╭──
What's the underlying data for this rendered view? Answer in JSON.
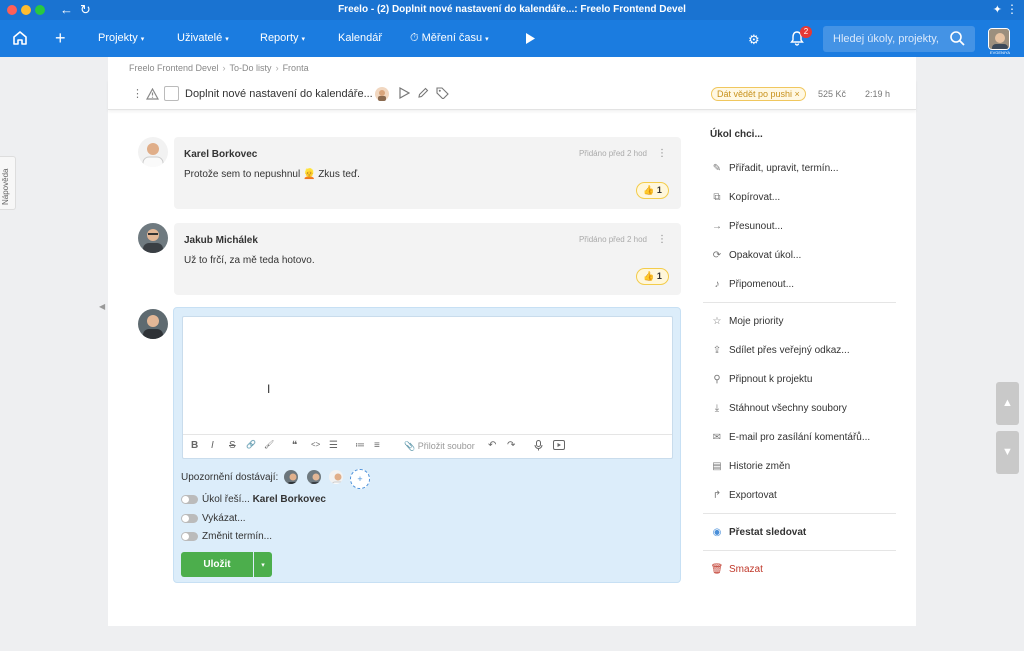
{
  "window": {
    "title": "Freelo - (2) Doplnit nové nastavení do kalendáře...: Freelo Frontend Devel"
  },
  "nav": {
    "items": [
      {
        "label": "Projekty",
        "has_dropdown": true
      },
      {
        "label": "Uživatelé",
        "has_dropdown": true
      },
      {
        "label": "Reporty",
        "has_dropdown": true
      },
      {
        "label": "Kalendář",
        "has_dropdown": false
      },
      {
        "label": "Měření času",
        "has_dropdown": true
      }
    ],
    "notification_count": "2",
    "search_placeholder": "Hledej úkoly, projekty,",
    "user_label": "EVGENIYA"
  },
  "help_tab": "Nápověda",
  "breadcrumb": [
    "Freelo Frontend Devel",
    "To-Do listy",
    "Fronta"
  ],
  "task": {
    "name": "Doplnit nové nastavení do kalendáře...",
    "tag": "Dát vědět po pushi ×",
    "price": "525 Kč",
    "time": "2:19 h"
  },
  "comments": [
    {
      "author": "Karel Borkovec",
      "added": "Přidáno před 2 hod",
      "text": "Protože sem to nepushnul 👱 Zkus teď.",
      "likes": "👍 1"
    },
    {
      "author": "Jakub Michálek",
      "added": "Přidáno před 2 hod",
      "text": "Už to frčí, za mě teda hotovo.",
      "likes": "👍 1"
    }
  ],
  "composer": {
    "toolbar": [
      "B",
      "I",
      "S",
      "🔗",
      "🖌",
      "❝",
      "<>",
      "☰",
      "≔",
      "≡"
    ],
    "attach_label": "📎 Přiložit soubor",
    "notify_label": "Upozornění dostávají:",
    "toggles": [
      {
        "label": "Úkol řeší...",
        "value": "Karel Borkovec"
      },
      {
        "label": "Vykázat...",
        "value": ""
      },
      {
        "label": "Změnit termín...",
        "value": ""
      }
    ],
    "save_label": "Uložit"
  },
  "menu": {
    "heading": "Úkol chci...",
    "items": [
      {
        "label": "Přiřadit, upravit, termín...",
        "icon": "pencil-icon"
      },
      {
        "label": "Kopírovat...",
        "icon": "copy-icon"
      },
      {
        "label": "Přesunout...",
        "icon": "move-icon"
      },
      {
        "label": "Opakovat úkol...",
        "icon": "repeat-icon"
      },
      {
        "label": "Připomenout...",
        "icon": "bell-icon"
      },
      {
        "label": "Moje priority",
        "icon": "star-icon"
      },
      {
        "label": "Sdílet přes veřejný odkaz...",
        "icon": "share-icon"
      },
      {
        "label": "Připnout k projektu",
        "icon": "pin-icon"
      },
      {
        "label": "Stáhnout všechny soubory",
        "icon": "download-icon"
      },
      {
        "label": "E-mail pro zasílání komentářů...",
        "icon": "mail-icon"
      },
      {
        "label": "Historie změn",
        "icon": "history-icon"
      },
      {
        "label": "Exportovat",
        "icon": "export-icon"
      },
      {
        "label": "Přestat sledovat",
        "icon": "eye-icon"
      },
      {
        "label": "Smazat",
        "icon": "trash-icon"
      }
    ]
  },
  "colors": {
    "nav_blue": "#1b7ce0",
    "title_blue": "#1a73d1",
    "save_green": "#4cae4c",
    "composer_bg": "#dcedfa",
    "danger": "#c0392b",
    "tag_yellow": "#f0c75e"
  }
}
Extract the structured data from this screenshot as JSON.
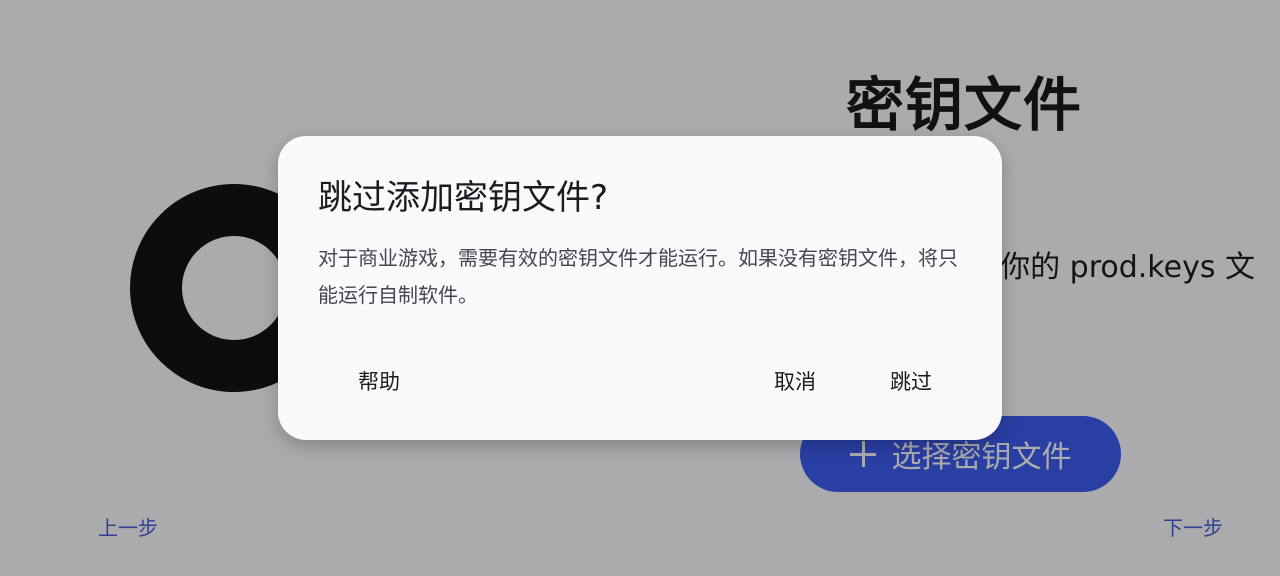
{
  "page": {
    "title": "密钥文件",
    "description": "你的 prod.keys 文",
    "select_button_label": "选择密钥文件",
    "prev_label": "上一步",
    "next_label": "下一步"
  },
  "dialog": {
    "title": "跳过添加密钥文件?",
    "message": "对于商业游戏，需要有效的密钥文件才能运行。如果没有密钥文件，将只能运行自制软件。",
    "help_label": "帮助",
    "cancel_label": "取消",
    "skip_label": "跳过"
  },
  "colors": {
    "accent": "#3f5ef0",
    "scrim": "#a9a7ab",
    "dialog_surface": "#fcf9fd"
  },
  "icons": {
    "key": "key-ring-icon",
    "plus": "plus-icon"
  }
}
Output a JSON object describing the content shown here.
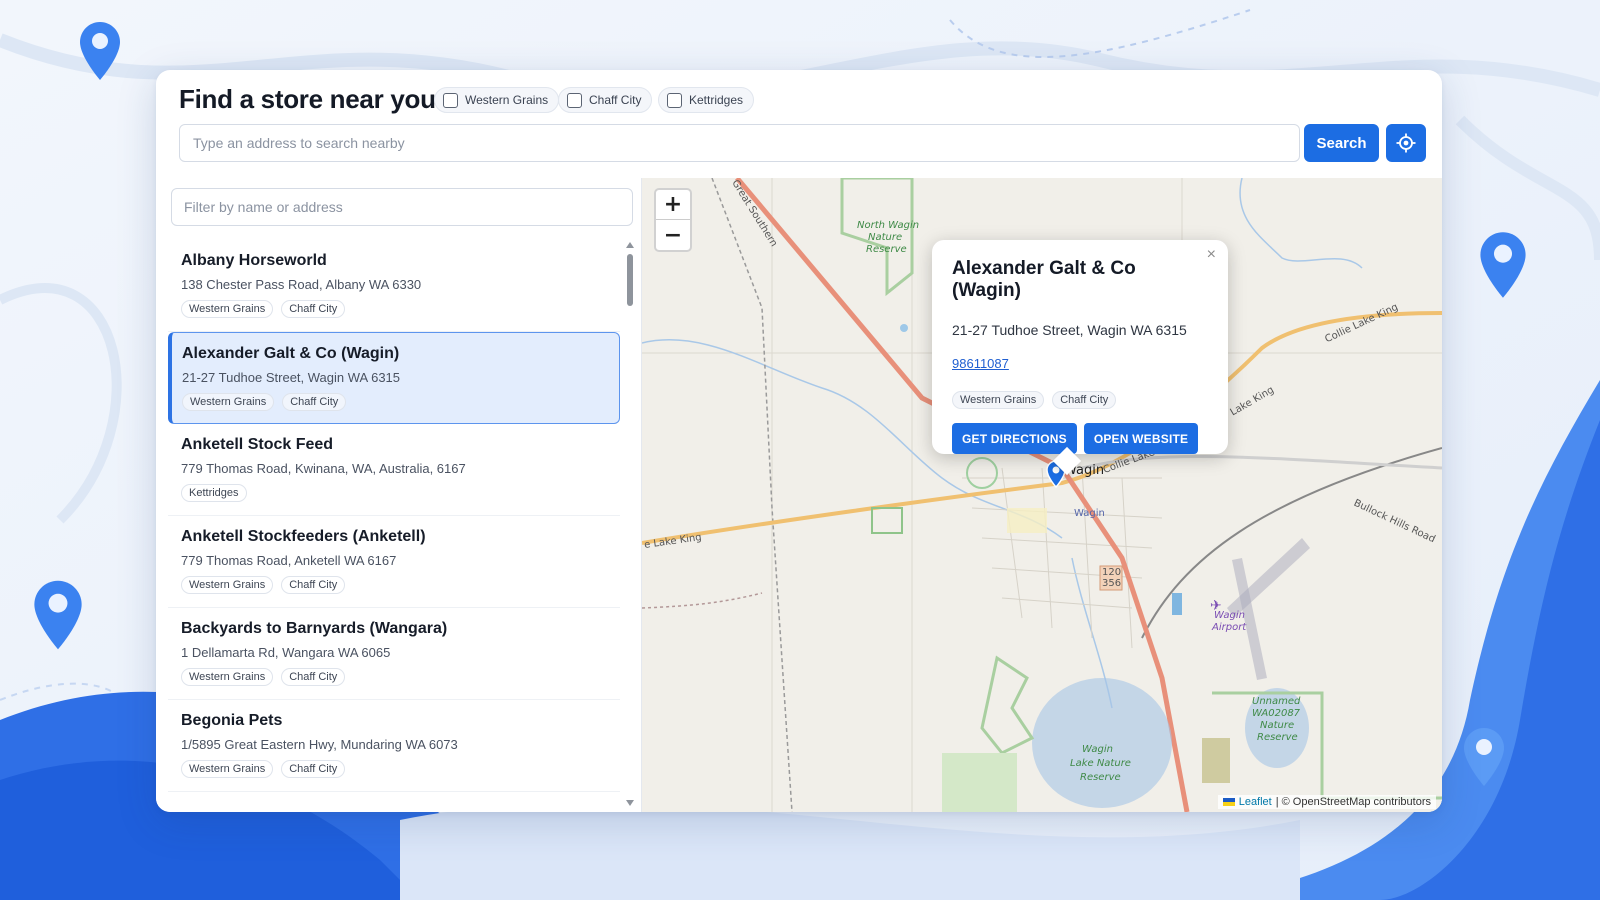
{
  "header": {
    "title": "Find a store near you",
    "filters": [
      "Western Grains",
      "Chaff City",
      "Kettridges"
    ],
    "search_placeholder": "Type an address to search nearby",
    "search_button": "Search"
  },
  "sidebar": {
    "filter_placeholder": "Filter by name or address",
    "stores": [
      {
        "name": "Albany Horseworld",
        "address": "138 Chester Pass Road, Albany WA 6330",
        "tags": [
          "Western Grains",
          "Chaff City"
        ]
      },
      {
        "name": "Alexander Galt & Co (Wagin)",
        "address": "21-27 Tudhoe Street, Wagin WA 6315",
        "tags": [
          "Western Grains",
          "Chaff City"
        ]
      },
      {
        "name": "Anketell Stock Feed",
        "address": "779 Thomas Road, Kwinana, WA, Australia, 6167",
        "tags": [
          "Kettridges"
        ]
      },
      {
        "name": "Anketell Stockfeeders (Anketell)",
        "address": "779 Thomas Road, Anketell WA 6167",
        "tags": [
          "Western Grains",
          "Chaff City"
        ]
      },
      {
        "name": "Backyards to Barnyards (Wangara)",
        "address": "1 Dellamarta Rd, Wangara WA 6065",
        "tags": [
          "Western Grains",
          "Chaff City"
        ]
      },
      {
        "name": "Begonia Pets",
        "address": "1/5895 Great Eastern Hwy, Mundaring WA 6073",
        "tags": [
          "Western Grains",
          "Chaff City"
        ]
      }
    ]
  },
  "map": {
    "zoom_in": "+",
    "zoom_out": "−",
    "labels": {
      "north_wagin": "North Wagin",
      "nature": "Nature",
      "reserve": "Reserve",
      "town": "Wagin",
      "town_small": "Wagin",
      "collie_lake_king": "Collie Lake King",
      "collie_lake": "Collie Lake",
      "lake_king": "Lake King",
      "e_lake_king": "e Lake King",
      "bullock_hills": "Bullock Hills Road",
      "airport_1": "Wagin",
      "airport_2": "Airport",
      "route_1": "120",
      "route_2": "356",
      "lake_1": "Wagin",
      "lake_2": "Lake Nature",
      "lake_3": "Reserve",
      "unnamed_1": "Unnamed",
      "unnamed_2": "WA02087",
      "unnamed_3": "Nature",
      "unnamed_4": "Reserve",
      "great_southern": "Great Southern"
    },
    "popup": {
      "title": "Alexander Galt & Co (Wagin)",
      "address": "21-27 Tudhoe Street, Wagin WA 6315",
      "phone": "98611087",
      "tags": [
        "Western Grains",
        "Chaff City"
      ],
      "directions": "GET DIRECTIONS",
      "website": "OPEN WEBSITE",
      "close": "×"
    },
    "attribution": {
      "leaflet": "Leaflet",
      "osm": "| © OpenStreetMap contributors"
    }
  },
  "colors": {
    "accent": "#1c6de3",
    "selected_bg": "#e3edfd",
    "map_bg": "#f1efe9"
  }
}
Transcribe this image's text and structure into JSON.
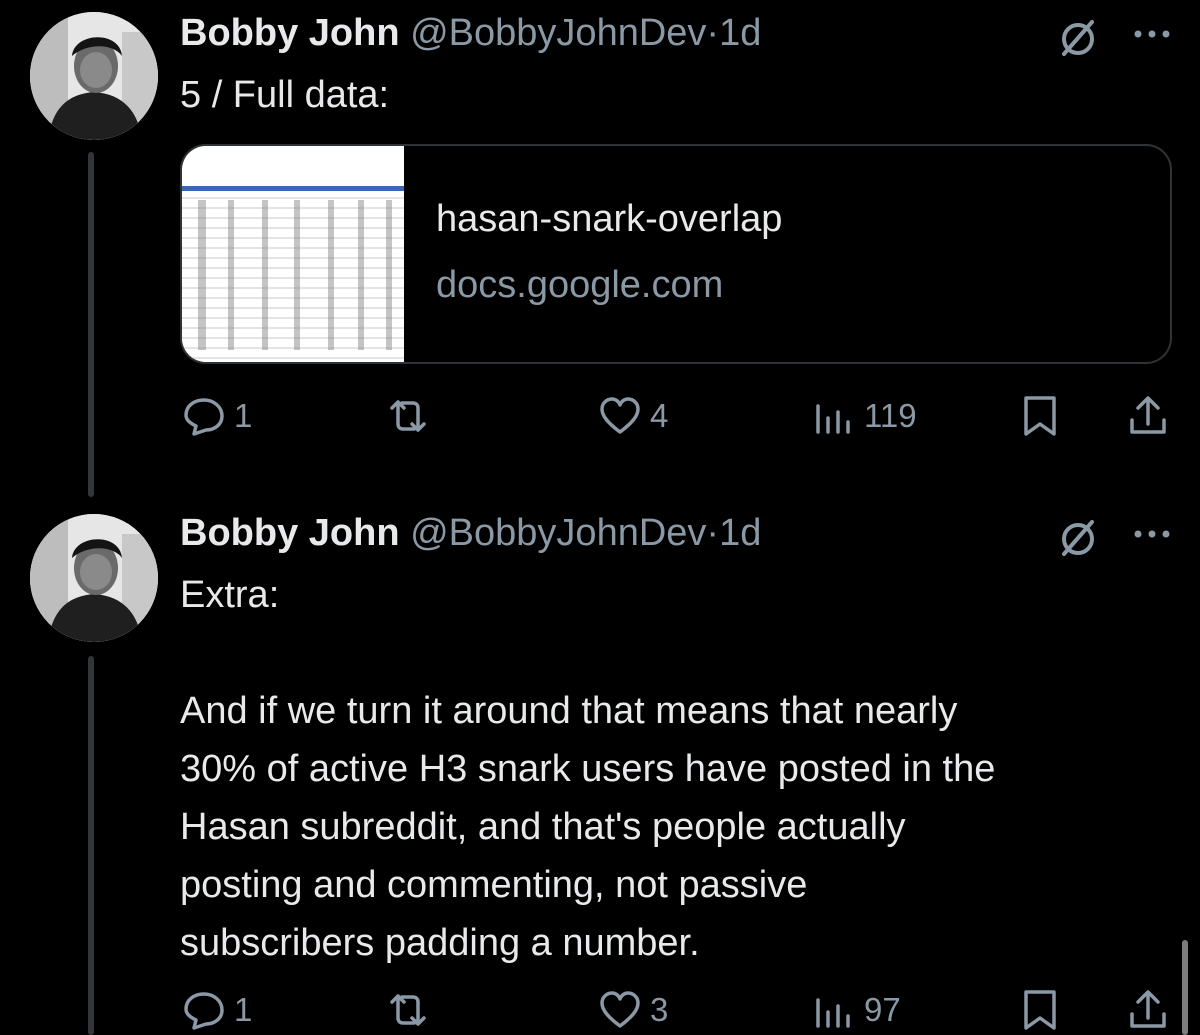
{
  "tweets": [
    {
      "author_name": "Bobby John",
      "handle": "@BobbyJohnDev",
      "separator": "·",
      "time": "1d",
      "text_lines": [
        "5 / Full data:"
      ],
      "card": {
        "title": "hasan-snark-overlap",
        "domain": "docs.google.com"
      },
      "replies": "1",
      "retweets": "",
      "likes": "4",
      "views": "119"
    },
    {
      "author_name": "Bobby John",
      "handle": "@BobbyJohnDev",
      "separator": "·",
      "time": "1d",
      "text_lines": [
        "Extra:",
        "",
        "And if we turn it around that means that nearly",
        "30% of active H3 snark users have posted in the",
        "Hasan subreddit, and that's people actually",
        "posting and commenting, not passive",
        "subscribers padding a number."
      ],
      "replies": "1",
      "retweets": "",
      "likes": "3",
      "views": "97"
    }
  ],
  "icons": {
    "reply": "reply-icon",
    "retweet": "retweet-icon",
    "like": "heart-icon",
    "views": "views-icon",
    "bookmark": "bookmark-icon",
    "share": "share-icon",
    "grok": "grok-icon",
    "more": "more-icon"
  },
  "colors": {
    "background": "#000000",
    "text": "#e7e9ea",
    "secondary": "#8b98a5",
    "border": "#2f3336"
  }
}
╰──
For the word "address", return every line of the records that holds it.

## ANSWER TO THIS TASK
    "search_placeholder": "Type an address to search nearby",
    "filter_placeholder": "Filter by name or address",
        "address": "138 Chester Pass Road, Albany WA 6330",
        "address": "21-27 Tudhoe Street, Wagin WA 6315",
        "address": "779 Thomas Road, Kwinana, WA, Australia, 6167",
        "address": "779 Thomas Road, Anketell WA 6167",
        "address": "1 Dellamarta Rd, Wangara WA 6065",
        "address": "1/5895 Great Eastern Hwy, Mundaring WA 6073",
      "address": "21-27 Tudhoe Street, Wagin WA 6315",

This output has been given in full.